In the most recent and second update to the previous post, I linked to an interview with Archbishop Greg Venables, who is not at all as cheery about the recent Primates' Meeting as its communique is.
I note that in the course of the interview ++Greg says this:
"Regarding the way forward we considered, as we often do, the structures of the Communion and the Instruments of Communion and the difficulties encountered when differences arise. There was passing reference to the incongruity that the Archbishop of Canterbury is chosen by the English government and just presented to the Anglican Communion. Now some people are talking about a mechanism for the Primates to choose one of our number to be the Chair, but it would be a Chair that we pick.

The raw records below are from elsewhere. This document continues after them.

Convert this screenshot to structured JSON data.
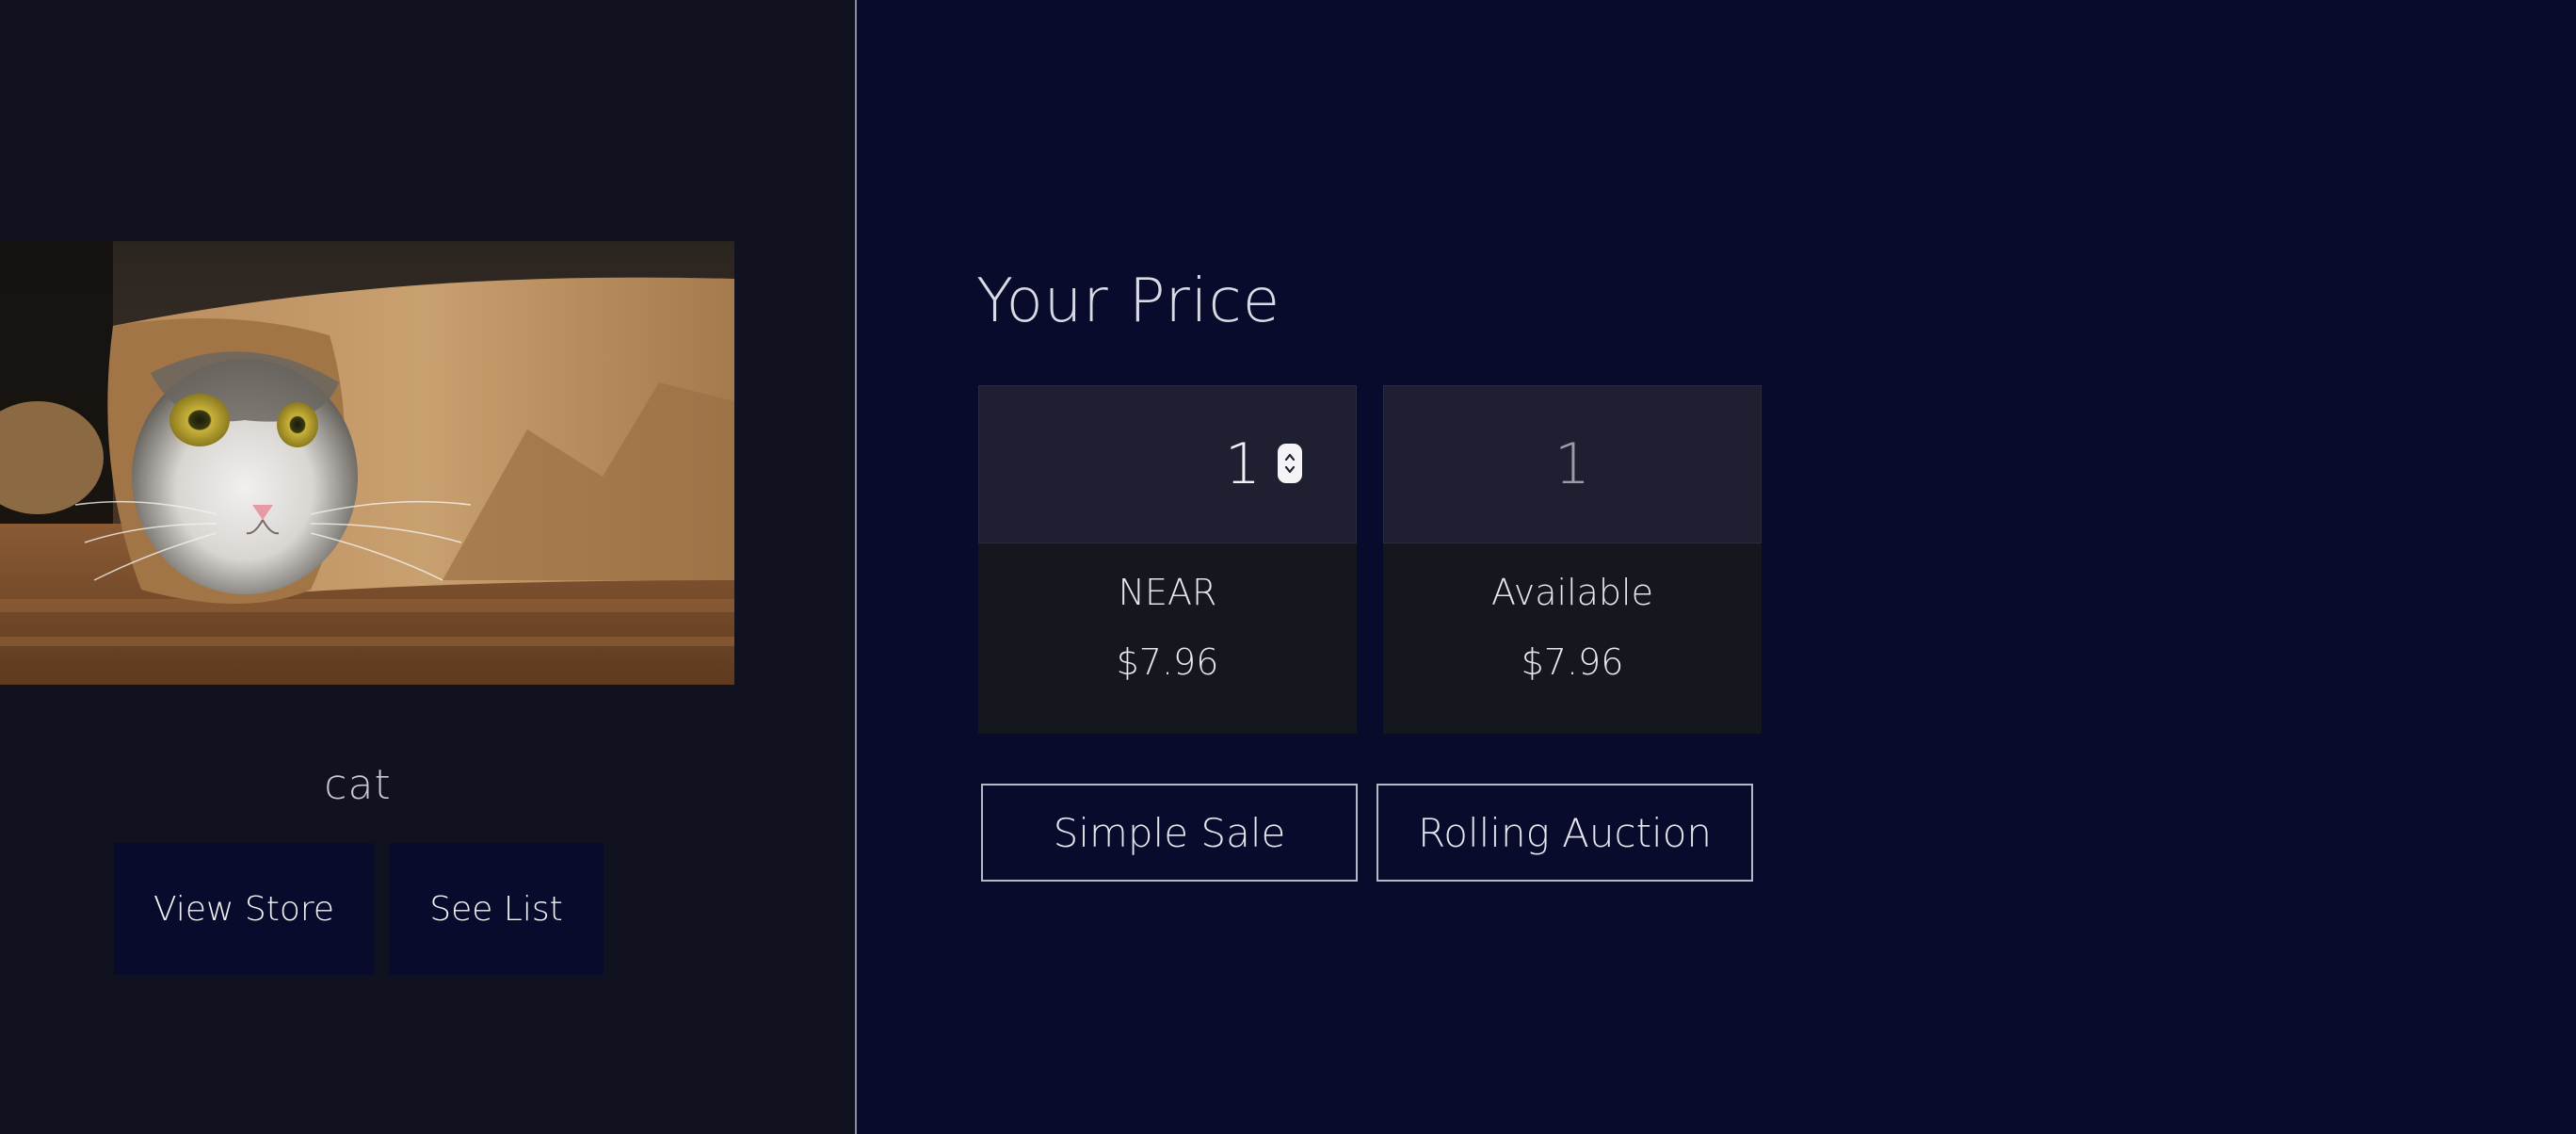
{
  "nft": {
    "name": "cat",
    "image_alt": "cat"
  },
  "left_actions": {
    "view_store": "View Store",
    "see_list": "See List"
  },
  "pricing": {
    "heading": "Your Price",
    "near_card": {
      "amount": "1",
      "label": "NEAR",
      "value": "$7.96"
    },
    "available_card": {
      "amount": "1",
      "label": "Available",
      "value": "$7.96"
    }
  },
  "sale_options": {
    "simple_sale": "Simple Sale",
    "rolling_auction": "Rolling Auction"
  },
  "colors": {
    "left_bg": "#10121f",
    "right_bg": "#080b2b",
    "card_top": "#1e2031",
    "card_bottom": "#15171f"
  }
}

Archbishop Justin (Welby) even made reference to that when he first came into office, and his openness to it. We also talked about our identity as Anglicans."
The larger section here is "Anglican identity" and a number of other things are said which I am not attempting to discuss here.
I am simply intrigued with whether it makes any difference to the Anglican Communion if the Archbishop of Canterbury is no longer the Chair (of the Primates' Meeting ... of other Communion bodies such as the Lambeth Conference itself).
For the ABC to no longer be the "convening bishop" or the "primus inter pares", would that matter?
For instance, for some of us, including myself, a critical element of Anglican identity is that one (as individual, as an Anglican church) is in communion with the See of Canterbury and I see this as essential to membership of the Anglican Communion.
But would this be a somewhat moot point if, say, the ABC goes to various meetings simply as "one of the bishops"?
It need not, of course, because we could distinguish the historical importance of the See of Canterbury to all things Anglicans from the human body which inhabits the role of Chair of this or that meeting or conference.
Of course, it is something of an oddity that I and others argue that communion with the See of Canterbury is vital to Anglicanism while having no say in which inhabits the See - that being up to the British government, on advice from the Church of England, and only on that advice.
At least when the Pope is elected, Cardinals from all around the globe get to vote!